British sailor denied right to conscientious objection as world marks CO Day

12/05/2011

ForcesWatch press release


Only a few days after International Conscientious Objectors’ Day on Sunday (15 May), a member of the Royal Navy with moral objections to the war in Afghanistan will be tried for ‘wilful disobedience’.

British sailor denied right to conscientious objection as world marks CO Day

A British NGO has said that members of the UK armed forces are still denied full rights to conscientious objection.

Forces Watch pointed out that only a few days after International Conscientious Objectors’ Day on Sunday (15 May), a member of the Royal Navy with moral objections to the war in Afghanistan will be tried for ‘wilful disobedience’.

Michael Lyons, a naval medic, will face a court-martial in Portsmouth on Friday 20 May. He asked not to participate in rifle training last September after having applied for conscientious objector status. This application was turned down and was also rejected by the Advisory Committee on Conscientious Objection (ACCO) in December.
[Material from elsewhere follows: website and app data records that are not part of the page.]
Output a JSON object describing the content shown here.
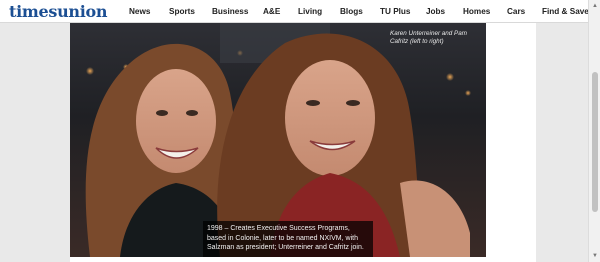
{
  "header": {
    "logo": "timesunion",
    "nav": [
      "News",
      "Sports",
      "Business",
      "A&E",
      "Living",
      "Blogs",
      "TU Plus",
      "Jobs",
      "Homes",
      "Cars",
      "Find & Save"
    ]
  },
  "photo": {
    "credit": "Karen Unterreiner and Pam Cafritz (left to right)",
    "caption": "1998 – Creates Executive Success Programs, based in Colonie, later to be named NXIVM, with Salzman as president; Unterreiner and Cafritz join."
  },
  "colors": {
    "logo": "#1c4f93",
    "caption_bg": "#000000"
  }
}
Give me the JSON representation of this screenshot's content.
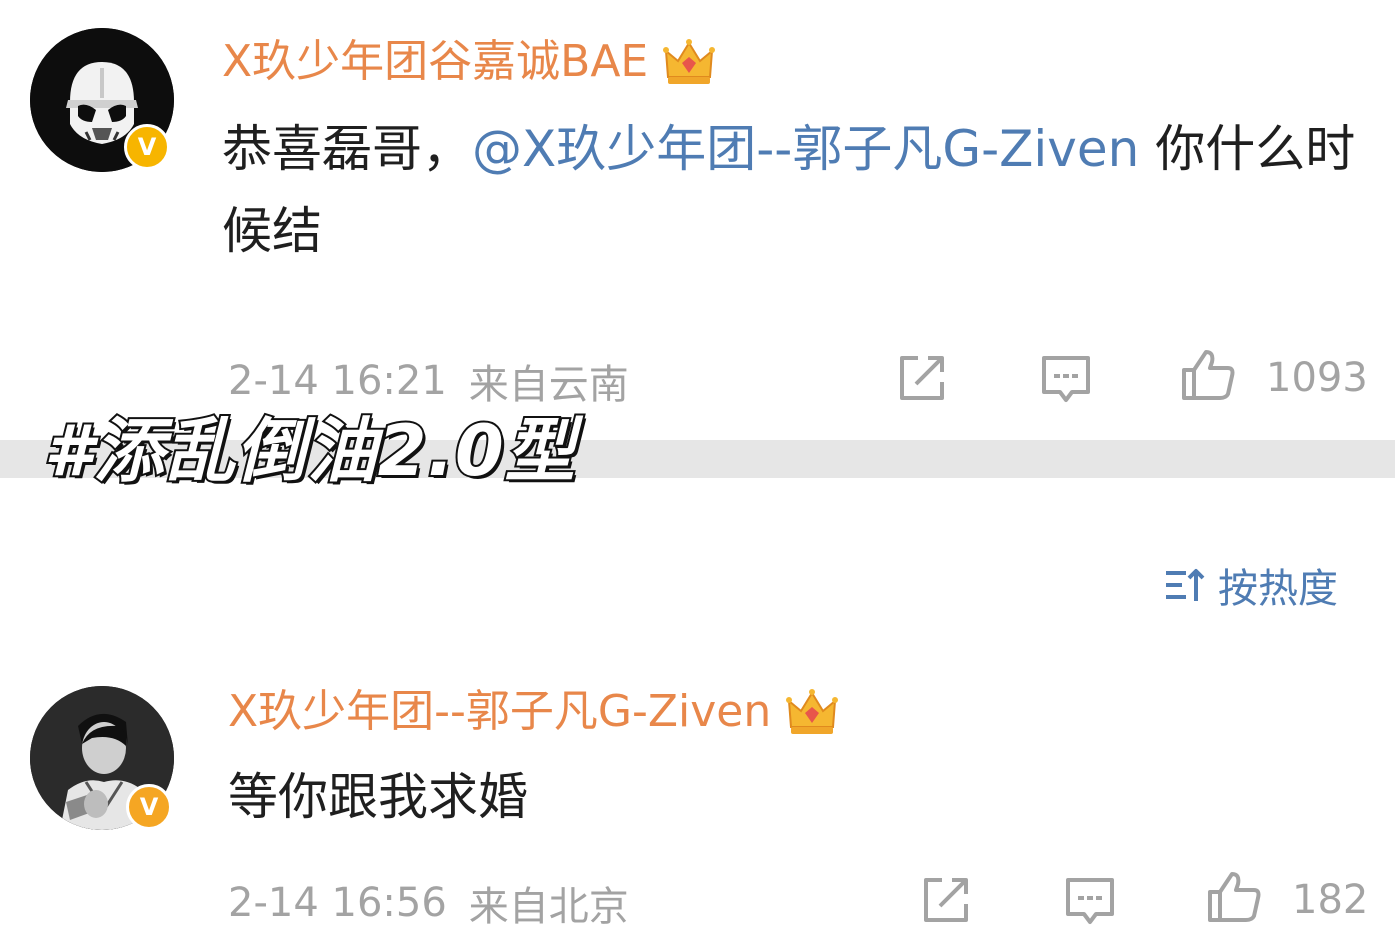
{
  "comments": [
    {
      "username": "X玖少年团谷嘉诚BAE",
      "text_before": "恭喜磊哥，",
      "mention": "@X玖少年团--郭子凡G-Ziven",
      "text_after": " 你什么时候结",
      "timestamp": "2-14 16:21",
      "location": "来自云南",
      "likes": "1093",
      "avatar_icon": "stormtrooper-avatar",
      "badge_glyph": "V"
    },
    {
      "username": "X玖少年团--郭子凡G-Ziven",
      "text": "等你跟我求婚",
      "timestamp": "2-14 16:56",
      "location": "来自北京",
      "likes": "182",
      "avatar_icon": "person-avatar",
      "badge_glyph": "V"
    }
  ],
  "overlay_caption": "#添乱倒油2.0型",
  "sort": {
    "label": "按热度",
    "icon": "sort-icon"
  },
  "icons": [
    "crown-icon",
    "repost-icon",
    "comment-icon",
    "like-icon",
    "verified-icon"
  ],
  "colors": {
    "username": "#e8874a",
    "mention": "#4f7cb3",
    "meta": "#a3a3a3",
    "badge": "#f7b500",
    "divider": "#e6e6e6"
  }
}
Michael’s objection was based on medical ethics, which led him to believe that injured people should be treated equally whatever their nationality. He also objects to the level of civilian casualties in Afghanistan. But ACCO told him his objection was “political” rather than “moral”.

Emma Sangster, Co-ordinator of Forces Watch, said:
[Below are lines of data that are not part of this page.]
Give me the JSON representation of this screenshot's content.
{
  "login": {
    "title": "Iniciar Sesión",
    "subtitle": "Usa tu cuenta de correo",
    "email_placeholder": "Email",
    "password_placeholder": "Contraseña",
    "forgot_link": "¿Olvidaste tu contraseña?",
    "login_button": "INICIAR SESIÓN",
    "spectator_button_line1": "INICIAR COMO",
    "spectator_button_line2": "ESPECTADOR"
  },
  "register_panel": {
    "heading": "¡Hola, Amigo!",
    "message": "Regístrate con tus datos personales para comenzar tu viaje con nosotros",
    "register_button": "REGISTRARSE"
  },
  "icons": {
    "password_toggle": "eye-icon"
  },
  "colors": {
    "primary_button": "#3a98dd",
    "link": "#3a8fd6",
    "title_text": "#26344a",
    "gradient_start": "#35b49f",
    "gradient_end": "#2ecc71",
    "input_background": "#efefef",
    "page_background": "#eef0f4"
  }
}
“95 years ago, the UK became the first country in the world to formally recognise the right to conscientious objection in law. This is something we can be proud of. Yet this right still exists more in theory than in practice.

“Recent weeks have seen conscientious objectors imprisoned in Egypt and South Korea, but many people will be surprised to hear that the same thing may be about to happen in Britain.”
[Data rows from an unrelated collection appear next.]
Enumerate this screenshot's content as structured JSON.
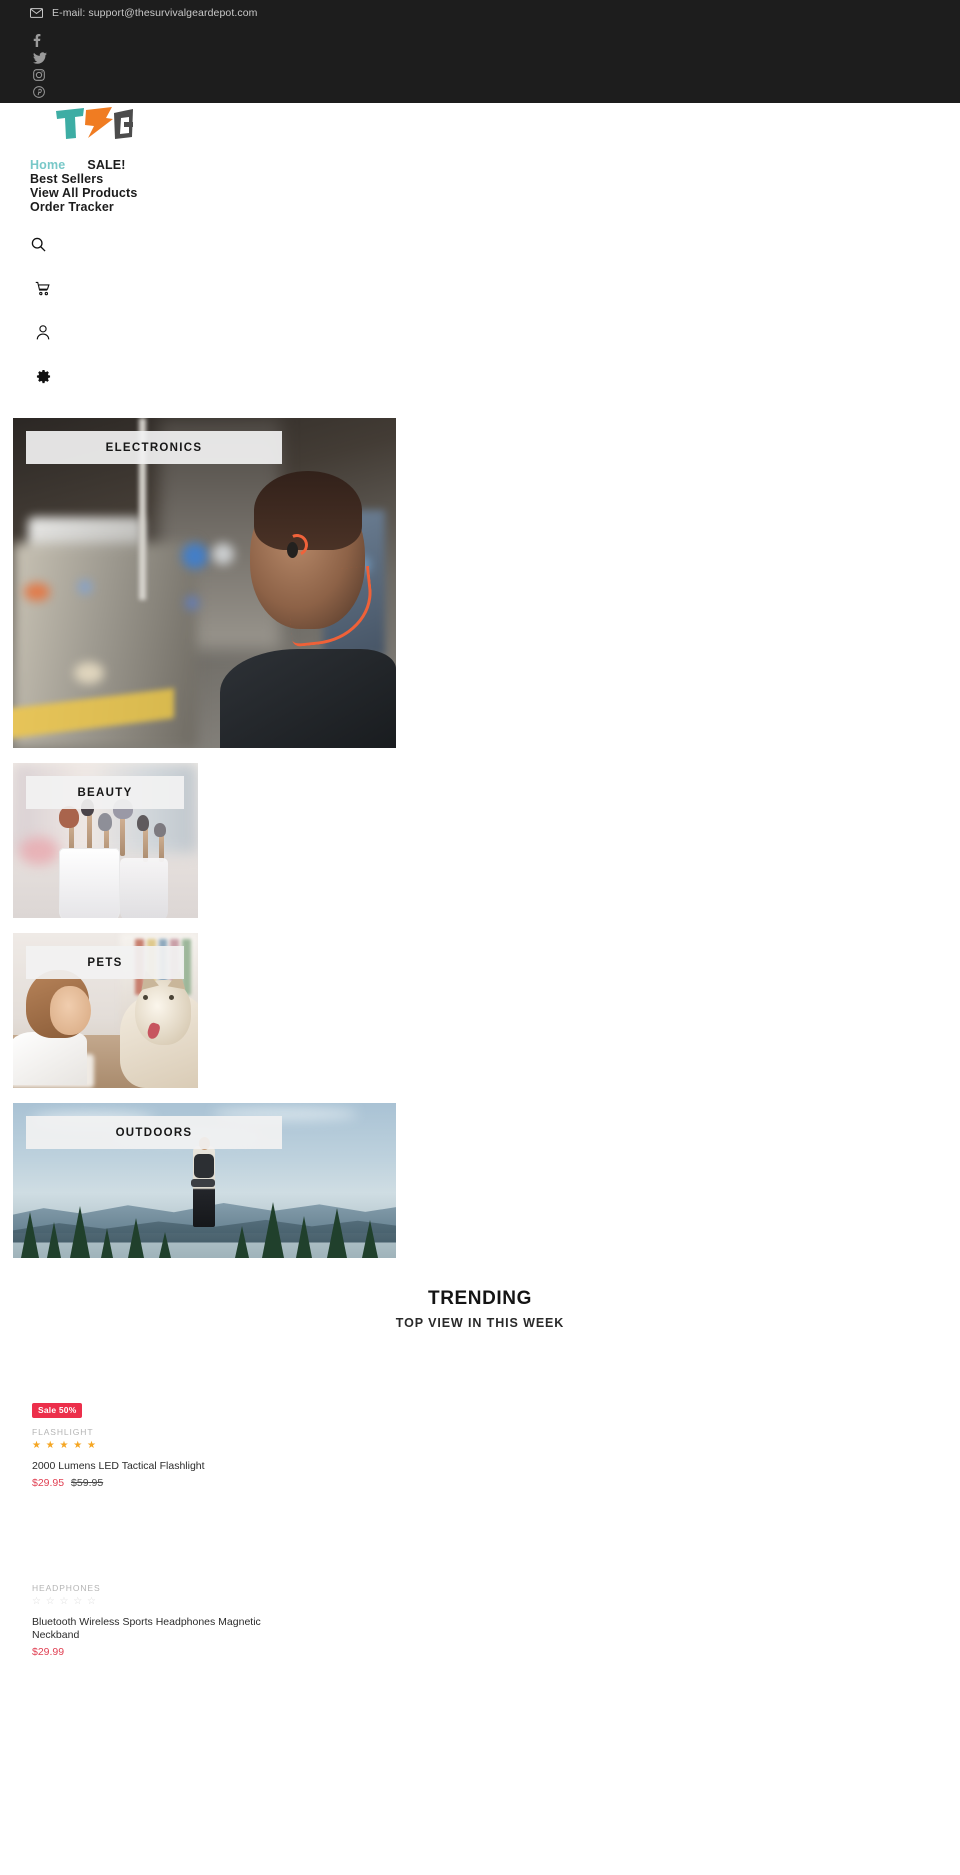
{
  "topbar": {
    "email_icon": "envelope-icon",
    "email_text": "E-mail: support@thesurvivalgeardepot.com",
    "socials": [
      {
        "name": "facebook-icon",
        "label": "Facebook"
      },
      {
        "name": "twitter-icon",
        "label": "Twitter"
      },
      {
        "name": "instagram-icon",
        "label": "Instagram"
      },
      {
        "name": "pinterest-icon",
        "label": "Pinterest"
      }
    ],
    "background": "#1d1d1d"
  },
  "header": {
    "logo": {
      "text": "TSG",
      "letters": [
        {
          "char": "T",
          "color": "#3dada4"
        },
        {
          "char": "S",
          "color": "#f07c22"
        },
        {
          "char": "G",
          "color": "#4c4c4c"
        }
      ]
    },
    "nav": [
      {
        "label": "Home",
        "active": true
      },
      {
        "label": "SALE!",
        "active": false
      },
      {
        "label": "Best Sellers",
        "active": false
      },
      {
        "label": "View All Products",
        "active": false
      },
      {
        "label": "Order Tracker",
        "active": false
      }
    ],
    "active_color": "#78c8c8",
    "icons": [
      {
        "name": "search-icon",
        "label": "Search"
      },
      {
        "name": "cart-icon",
        "label": "Cart"
      },
      {
        "name": "user-icon",
        "label": "Account"
      },
      {
        "name": "gear-icon",
        "label": "Settings"
      }
    ]
  },
  "categories": [
    {
      "label": "ELECTRONICS",
      "size": "large"
    },
    {
      "label": "BEAUTY",
      "size": "small"
    },
    {
      "label": "PETS",
      "size": "small"
    },
    {
      "label": "OUTDOORS",
      "size": "wide"
    }
  ],
  "trending": {
    "title": "TRENDING",
    "subtitle": "TOP VIEW IN THIS WEEK"
  },
  "products": [
    {
      "badge": "Sale 50%",
      "category": "FLASHLIGHT",
      "rating": 5,
      "stars_filled": "★ ★ ★ ★ ★",
      "stars_empty": "",
      "title": "2000 Lumens LED Tactical Flashlight",
      "price": "$29.95",
      "old_price": "$59.95"
    },
    {
      "badge": "",
      "category": "HEADPHONES",
      "rating": 0,
      "stars_filled": "",
      "stars_empty": "☆ ☆ ☆ ☆ ☆",
      "title": "Bluetooth Wireless Sports Headphones Magnetic Neckband",
      "price": "$29.99",
      "old_price": ""
    }
  ],
  "colors": {
    "sale_badge": "#ec2f4b",
    "price": "#e03f52",
    "star_filled": "#f5a623",
    "star_empty": "#dcdcdc",
    "teal": "#78c8c8",
    "orange": "#f07c22"
  }
}
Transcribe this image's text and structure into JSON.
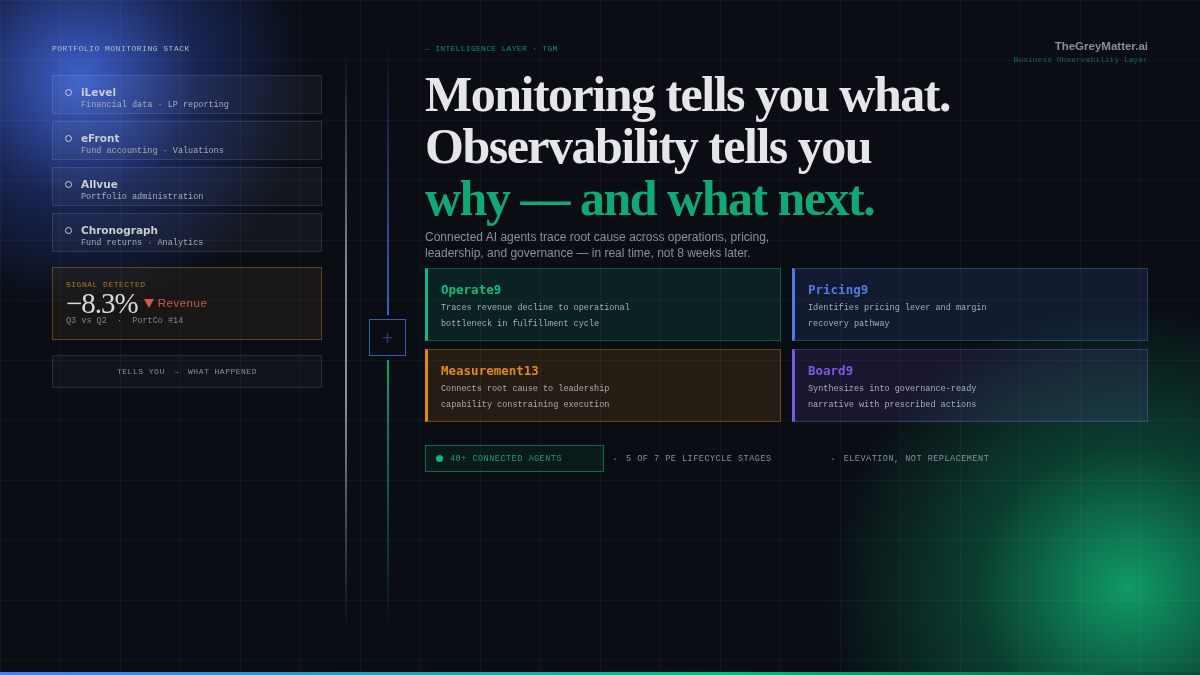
{
  "stack": {
    "heading": "PORTFOLIO MONITORING STACK",
    "tools": [
      {
        "name": "iLevel",
        "detail": "Financial data · LP reporting"
      },
      {
        "name": "eFront",
        "detail": "Fund accounting · Valuations"
      },
      {
        "name": "Allvue",
        "detail": "Portfolio administration"
      },
      {
        "name": "Chronograph",
        "detail": "Fund returns · Analytics"
      }
    ],
    "signal": {
      "label": "SIGNAL DETECTED",
      "value": "−8.3%",
      "metric": "Revenue",
      "context": "Q3 vs Q2  ·  PortCo #14"
    },
    "footer": {
      "left": "TELLS YOU",
      "arrow": "→",
      "right": "WHAT HAPPENED"
    }
  },
  "connector": {
    "symbol": "+"
  },
  "intel": {
    "eyebrow": "— INTELLIGENCE LAYER · TGM",
    "brand": "TheGreyMatter.ai",
    "tagline": "Business Observability Layer",
    "headline": [
      "Monitoring tells you what.",
      "Observability tells you"
    ],
    "headline_accent": "why — and what next.",
    "lede": "Connected AI agents trace root cause across operations, pricing, leadership, and governance — in real time, not 8 weeks later.",
    "agents": [
      {
        "name": "Operate9",
        "color": "#10b981",
        "description": "Traces revenue decline to operational bottleneck in fulfillment cycle"
      },
      {
        "name": "Pricing9",
        "color": "#4f7be8",
        "description": "Identifies pricing lever and margin recovery pathway"
      },
      {
        "name": "Measurement13",
        "color": "#e08a12",
        "description": "Connects root cause to leadership capability constraining execution"
      },
      {
        "name": "Board9",
        "color": "#7c5be0",
        "description": "Synthesizes into governance-ready narrative with prescribed actions"
      }
    ],
    "stats": [
      {
        "kind": "highlight",
        "text": "40+ CONNECTED AGENTS"
      },
      {
        "kind": "plain",
        "text": "5 OF 7 PE LIFECYCLE STAGES"
      },
      {
        "kind": "plain",
        "text": "ELEVATION, NOT REPLACEMENT"
      }
    ]
  }
}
Forces Watch called on MPs to amend the Armed Forces Bill currently going through Parliament to strengthen the right to conscientious objection for serving personnel. They want to see straightforward procedures written in law and made known to personnel when they sign up.

They point out that, while the right currently exists in theory, many personnel are unaware of it and the procedures for applying for discharge are opaque and not accessible to serving personnel. It is not mentioned in the Enlistment Paper which new recruits sign.

Forces Watch have also called for greater recognition of the human rights of forces personnel, including freedom of expression and assembly, as well as a reduction in minimum lengths of service and an increase in the minimum age of recruitment from 16 to 18.

ENDS

Notes

1. ForcesWatch is a network launched in 2010 concerned with ethical issues around armed forces recruitment and the rights of forces personnel.

2. Serving members of the forces legally have a right to apply for discharge if they develop a conscientious objection. However, evidence from At Ease, a forces helpline, suggests that many are unaware of this right. For more information on conscientious objection, see, ‘Informed Choice? Armed forces recruitment practice in the United Kingdom’ http://www.informedchoice.org.uk/informedchoice/index.php

3. For more on the case of Michael Lyons, see ‘Navy medic faces 10-year sentence for ‘disobedience’ – http://www.independent.co.uk/news/uk/home-news/navy-medic-may-face-10year-sentence-for-disobedience-2254131.html and ‘Navy medic loses appeal over objections to Afghan duty’ –
http://www.telegraph.co.uk/news/newstopics/politics/defence/8209595/Navy-medic-loses-appeal-over-objections-to-Afghan-duty.html


Also see:

Bringing it up to date: 100 years on from the First World War

This article, summarising ForcesWatch work, was first published on the White Feather Diaries website.

The price of pacifism: Refusing to go to war is finally being recognised as a brave act

From the Second World War refusenik to the 19-year-old Israeli, Holly Williams talks to five people who risked shame and suffering to take a stand as conscientious objector.